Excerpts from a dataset
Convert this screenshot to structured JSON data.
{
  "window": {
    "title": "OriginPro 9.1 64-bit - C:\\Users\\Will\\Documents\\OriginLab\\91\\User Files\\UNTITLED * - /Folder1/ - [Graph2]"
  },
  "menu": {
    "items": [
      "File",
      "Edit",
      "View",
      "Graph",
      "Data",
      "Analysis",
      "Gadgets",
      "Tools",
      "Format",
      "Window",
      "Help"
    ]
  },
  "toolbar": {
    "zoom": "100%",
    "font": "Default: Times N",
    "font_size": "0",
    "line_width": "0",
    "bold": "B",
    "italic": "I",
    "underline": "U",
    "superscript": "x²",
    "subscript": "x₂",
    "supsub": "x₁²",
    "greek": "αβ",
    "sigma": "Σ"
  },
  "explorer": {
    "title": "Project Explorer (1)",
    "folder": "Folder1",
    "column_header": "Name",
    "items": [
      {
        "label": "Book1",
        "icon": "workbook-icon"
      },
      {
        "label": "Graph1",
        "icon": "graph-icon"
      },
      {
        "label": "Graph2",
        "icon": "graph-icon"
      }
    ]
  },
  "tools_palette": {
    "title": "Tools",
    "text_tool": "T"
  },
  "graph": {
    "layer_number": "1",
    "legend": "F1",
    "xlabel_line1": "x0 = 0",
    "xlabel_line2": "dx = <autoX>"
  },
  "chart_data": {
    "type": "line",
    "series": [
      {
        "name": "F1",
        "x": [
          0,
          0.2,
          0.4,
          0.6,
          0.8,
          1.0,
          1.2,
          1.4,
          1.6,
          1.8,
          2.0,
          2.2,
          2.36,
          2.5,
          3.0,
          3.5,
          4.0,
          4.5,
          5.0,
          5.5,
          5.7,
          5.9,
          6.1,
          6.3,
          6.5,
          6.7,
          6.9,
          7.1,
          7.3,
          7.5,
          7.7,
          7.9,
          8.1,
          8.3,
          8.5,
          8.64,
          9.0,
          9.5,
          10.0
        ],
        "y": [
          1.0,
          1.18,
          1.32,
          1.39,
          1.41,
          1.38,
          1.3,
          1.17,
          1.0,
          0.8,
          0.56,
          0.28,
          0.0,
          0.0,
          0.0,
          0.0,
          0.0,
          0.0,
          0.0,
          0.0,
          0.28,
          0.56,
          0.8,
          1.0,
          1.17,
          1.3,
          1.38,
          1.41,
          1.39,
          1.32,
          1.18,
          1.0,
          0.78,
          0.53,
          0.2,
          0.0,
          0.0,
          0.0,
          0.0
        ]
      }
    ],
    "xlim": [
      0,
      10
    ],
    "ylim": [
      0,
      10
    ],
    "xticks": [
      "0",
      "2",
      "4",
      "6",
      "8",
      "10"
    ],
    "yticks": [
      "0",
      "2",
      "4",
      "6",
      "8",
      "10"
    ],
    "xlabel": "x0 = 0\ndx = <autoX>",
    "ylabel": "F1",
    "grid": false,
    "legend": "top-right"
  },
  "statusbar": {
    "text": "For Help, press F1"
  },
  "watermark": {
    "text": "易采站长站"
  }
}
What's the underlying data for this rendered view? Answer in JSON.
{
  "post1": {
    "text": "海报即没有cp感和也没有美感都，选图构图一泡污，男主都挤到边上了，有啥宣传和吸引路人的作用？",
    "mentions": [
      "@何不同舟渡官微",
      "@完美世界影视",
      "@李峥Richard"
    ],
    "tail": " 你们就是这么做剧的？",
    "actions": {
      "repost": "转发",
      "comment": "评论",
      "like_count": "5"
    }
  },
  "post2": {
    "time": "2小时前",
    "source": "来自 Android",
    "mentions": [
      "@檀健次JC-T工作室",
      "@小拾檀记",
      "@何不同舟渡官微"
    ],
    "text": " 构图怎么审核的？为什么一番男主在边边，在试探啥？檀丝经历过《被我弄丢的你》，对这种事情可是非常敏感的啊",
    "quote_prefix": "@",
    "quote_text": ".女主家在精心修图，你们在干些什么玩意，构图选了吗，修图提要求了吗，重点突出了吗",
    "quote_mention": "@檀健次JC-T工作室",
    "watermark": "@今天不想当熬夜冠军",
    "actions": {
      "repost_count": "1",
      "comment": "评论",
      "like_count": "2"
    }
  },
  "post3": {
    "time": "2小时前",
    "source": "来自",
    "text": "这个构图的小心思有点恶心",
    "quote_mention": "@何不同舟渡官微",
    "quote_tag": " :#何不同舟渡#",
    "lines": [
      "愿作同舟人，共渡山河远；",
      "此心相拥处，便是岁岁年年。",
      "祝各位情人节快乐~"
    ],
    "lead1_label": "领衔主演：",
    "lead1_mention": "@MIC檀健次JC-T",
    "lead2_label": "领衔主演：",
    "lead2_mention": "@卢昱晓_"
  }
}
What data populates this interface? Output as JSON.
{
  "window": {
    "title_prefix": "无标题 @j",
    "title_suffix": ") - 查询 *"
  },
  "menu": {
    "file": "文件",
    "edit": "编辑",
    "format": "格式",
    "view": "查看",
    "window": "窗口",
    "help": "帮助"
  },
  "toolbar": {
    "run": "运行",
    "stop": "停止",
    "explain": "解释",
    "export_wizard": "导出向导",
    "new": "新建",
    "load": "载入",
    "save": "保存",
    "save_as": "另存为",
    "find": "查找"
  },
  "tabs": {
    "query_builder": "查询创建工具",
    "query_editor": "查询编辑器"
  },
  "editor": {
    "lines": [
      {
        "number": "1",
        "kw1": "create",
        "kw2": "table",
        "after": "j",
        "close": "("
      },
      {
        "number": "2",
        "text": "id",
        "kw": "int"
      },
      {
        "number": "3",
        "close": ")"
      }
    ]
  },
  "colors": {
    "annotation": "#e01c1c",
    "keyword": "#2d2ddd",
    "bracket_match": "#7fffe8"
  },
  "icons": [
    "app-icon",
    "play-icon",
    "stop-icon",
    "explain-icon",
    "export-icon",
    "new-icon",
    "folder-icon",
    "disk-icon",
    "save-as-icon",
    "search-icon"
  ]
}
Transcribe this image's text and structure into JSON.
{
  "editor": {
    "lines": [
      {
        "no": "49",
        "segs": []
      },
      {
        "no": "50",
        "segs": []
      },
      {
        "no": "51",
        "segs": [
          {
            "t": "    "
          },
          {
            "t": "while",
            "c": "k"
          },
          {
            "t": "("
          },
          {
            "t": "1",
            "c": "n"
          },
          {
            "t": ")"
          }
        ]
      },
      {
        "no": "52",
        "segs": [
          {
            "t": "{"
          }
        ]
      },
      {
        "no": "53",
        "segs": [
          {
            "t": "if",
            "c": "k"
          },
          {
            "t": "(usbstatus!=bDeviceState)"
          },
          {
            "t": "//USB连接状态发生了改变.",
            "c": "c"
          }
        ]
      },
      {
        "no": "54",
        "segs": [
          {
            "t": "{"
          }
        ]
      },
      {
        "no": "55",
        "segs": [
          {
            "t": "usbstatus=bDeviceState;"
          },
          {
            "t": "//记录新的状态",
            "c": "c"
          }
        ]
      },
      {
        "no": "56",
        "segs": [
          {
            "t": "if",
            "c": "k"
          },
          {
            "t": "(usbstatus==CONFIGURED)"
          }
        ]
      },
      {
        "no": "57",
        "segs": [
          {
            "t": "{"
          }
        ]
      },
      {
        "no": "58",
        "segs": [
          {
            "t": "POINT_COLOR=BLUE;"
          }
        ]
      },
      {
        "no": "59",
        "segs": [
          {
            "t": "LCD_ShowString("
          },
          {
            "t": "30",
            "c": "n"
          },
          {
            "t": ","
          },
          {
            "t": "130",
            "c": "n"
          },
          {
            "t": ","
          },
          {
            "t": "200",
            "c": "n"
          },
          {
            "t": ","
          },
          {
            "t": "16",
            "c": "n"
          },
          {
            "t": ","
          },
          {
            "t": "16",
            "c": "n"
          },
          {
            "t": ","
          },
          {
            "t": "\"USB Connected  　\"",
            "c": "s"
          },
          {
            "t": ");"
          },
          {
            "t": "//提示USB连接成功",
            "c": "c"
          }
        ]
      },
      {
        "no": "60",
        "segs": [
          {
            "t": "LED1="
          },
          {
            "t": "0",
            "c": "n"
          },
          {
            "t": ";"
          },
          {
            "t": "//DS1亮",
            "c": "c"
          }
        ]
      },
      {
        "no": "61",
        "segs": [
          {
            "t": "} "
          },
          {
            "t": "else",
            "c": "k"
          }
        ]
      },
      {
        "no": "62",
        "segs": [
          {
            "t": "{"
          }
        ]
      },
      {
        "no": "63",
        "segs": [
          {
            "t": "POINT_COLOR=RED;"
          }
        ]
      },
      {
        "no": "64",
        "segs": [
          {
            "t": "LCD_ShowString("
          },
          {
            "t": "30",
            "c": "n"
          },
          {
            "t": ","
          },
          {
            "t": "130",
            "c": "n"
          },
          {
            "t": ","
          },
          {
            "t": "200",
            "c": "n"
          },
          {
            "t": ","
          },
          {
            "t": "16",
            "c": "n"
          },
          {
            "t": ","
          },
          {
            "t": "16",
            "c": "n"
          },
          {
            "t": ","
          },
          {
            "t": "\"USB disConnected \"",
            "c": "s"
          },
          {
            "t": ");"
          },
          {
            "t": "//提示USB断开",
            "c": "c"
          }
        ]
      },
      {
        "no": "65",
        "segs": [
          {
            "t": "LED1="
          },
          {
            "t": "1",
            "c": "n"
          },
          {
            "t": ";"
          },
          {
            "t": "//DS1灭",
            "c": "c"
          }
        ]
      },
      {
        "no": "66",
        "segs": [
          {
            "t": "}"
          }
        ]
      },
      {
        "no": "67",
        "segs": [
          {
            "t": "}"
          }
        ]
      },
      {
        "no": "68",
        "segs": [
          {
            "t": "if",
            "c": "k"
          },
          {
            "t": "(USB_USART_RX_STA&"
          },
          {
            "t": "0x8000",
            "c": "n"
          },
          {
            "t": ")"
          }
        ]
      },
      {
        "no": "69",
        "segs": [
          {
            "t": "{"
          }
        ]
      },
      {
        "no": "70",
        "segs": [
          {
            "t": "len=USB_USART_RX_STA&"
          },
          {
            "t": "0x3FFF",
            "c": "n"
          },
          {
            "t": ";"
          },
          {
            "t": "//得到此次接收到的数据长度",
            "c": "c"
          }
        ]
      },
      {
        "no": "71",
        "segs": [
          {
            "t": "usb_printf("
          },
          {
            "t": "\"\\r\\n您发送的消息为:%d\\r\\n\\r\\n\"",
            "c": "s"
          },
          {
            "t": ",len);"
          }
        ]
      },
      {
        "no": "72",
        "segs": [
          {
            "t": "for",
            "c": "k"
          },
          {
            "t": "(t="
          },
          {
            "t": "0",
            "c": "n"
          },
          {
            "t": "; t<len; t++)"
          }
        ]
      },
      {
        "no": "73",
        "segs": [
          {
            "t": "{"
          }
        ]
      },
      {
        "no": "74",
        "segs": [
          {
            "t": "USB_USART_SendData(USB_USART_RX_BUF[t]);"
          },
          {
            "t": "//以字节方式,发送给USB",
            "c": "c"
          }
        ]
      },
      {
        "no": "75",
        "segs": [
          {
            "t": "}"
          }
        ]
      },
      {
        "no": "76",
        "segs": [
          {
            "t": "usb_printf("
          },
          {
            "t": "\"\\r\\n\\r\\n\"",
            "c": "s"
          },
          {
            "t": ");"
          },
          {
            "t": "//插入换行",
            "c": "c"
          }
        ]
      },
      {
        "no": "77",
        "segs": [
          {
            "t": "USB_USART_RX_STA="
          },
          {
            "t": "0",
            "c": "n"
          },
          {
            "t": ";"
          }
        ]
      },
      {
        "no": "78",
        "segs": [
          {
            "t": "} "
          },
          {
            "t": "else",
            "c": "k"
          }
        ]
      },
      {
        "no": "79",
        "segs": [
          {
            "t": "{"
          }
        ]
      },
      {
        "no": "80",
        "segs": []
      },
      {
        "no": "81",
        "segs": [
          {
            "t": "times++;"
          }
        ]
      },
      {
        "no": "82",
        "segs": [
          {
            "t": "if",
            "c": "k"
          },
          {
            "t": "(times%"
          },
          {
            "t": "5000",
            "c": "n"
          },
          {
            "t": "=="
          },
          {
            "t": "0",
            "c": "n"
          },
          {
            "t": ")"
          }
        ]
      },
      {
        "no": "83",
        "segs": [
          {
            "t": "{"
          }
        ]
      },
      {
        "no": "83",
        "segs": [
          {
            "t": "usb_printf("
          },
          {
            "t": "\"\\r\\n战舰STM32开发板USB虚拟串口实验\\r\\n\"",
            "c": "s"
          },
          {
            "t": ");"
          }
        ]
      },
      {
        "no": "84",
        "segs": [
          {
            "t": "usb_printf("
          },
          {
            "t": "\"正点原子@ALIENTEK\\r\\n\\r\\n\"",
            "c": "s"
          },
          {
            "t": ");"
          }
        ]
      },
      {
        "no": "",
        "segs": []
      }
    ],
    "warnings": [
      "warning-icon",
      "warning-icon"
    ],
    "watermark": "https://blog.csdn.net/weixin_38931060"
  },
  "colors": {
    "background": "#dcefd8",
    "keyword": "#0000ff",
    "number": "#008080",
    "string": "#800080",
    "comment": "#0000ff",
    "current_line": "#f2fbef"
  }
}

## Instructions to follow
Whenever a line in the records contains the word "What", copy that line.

## Response
What's the underlying data for this rendered view? Answer in JSON.
What data populates this interface? Output as JSON.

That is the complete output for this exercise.